Motorists looking to pick up a used-car bargain are particularly vulnerable because “more people have been shopping online this year due to COVID-19 restrictions,” said ACCC Deputy Chair Delia Rickard in a media statement.

“Watch out for popular products being sold at prices much lower than (others)” and “requesting payment through direct bank transfer” without first inspecting the car.

“Take the time to consider who you are dealing with and don’t be pressured by special offers,” said Ms Rickard.

The Australian Automotive Dealers Association (AADA) says while online deals may seem attractive, buyers have no recourse if the ad is bogus or the car does not exist.

“Although consumers will see some well-priced cars listed by private sellers on social media, they need to be aware that there are risks compared to buying from licensed dealer,” said James Voortman, the CEO of the AADA, which represents 3000 dealers nationally.

“Buying from a car dealer provides consumers with statutory warranties and cooling-off periods as required by state law. You can also have peace of mind that used vehicles purchased from a dealer have a clear title guarantee, which is a written notice ensuring the consumer has not bought a car which is stolen or has money owing on it.”

Mr Voortman added “You simply do not have these protections when buying privately from social media”.

“Dealers have not only a legal obligation (under various state laws), but have to satisfy the car brands to which they are franchised,” said Mr Voortman.

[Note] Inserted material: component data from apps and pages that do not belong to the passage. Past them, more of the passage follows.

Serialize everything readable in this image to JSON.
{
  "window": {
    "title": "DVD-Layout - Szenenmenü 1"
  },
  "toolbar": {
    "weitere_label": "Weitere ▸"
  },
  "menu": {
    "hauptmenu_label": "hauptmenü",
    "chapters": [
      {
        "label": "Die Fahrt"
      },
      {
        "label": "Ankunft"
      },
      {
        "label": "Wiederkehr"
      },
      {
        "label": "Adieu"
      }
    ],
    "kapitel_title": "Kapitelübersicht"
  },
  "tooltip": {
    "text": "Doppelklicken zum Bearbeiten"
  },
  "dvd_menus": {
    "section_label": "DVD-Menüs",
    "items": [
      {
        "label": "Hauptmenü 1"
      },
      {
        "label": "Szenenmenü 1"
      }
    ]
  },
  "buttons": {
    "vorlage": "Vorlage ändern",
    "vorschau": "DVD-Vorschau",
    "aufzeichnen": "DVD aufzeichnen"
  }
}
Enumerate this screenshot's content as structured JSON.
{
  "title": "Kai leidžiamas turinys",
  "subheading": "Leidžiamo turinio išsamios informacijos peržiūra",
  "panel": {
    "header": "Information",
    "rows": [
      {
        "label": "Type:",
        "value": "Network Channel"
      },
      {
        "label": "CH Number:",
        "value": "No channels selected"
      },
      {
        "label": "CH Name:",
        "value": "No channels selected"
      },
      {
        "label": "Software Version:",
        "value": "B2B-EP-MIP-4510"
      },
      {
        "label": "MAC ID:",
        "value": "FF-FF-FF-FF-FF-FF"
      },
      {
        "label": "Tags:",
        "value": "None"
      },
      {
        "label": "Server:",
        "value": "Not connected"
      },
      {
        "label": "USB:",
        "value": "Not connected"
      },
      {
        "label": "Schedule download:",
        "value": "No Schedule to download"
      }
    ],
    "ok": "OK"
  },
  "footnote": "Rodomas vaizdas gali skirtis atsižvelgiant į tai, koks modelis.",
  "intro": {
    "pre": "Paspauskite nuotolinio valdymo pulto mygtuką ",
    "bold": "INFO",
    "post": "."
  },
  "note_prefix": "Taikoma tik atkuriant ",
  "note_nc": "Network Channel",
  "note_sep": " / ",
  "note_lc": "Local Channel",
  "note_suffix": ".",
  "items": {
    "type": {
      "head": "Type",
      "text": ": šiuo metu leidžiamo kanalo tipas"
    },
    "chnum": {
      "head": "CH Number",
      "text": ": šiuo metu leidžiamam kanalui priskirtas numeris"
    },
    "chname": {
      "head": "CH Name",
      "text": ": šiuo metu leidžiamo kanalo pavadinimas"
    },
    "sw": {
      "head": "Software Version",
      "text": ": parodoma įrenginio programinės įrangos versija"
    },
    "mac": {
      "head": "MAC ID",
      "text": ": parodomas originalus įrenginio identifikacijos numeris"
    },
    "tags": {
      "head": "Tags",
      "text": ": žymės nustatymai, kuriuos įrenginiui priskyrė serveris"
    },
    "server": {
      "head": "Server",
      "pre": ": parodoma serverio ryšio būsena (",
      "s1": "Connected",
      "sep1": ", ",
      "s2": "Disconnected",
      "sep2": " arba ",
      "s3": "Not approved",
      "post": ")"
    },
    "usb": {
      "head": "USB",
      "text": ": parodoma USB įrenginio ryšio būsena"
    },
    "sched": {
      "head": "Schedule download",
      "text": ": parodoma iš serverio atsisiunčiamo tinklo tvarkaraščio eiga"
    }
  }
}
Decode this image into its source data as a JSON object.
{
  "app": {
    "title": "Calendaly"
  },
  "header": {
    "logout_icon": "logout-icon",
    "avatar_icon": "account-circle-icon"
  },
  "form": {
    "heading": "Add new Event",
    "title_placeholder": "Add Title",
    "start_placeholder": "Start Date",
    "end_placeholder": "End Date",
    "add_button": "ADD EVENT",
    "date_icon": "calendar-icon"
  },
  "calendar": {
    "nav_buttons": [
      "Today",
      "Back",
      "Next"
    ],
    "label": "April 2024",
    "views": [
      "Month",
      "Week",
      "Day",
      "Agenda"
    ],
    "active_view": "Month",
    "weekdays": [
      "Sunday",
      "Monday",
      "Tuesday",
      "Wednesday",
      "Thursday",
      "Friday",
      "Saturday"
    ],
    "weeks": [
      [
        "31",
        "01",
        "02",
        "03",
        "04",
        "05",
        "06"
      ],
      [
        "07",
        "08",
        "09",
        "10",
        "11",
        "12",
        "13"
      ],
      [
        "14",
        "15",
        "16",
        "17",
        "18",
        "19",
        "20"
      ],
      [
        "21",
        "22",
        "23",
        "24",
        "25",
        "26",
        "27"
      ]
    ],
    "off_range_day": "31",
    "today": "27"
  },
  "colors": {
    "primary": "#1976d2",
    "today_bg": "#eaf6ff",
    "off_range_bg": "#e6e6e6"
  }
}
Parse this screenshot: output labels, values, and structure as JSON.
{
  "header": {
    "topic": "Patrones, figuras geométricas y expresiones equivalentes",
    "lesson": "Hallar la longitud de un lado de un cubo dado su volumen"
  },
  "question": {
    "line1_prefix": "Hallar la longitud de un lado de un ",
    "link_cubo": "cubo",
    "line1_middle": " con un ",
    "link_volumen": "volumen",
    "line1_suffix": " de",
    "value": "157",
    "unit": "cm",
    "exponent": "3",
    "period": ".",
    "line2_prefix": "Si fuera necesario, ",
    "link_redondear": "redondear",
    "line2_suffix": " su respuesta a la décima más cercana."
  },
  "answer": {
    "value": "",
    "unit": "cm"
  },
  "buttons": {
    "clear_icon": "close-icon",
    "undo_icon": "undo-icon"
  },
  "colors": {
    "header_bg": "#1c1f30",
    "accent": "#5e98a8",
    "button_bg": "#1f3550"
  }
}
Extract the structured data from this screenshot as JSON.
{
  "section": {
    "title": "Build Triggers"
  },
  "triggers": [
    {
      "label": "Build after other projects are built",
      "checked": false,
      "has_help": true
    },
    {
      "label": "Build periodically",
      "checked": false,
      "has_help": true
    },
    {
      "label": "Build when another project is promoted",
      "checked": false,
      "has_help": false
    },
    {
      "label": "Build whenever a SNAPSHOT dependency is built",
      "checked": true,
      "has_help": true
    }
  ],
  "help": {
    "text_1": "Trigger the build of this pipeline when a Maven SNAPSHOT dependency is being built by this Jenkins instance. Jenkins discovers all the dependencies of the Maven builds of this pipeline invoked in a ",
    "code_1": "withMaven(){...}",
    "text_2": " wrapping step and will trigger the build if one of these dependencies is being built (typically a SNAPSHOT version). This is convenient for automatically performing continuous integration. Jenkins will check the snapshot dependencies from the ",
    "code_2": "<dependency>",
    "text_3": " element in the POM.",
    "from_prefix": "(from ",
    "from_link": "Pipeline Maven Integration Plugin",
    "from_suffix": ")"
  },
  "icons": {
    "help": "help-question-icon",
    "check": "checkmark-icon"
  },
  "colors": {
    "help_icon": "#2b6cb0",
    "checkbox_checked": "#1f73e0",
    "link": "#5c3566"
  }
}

“You can be sure that they will put all used vehicles through thorough inspections to determine the suitability of that vehicle for sale. Unsuitable vehicles are generally wholesaled or sent to auction.”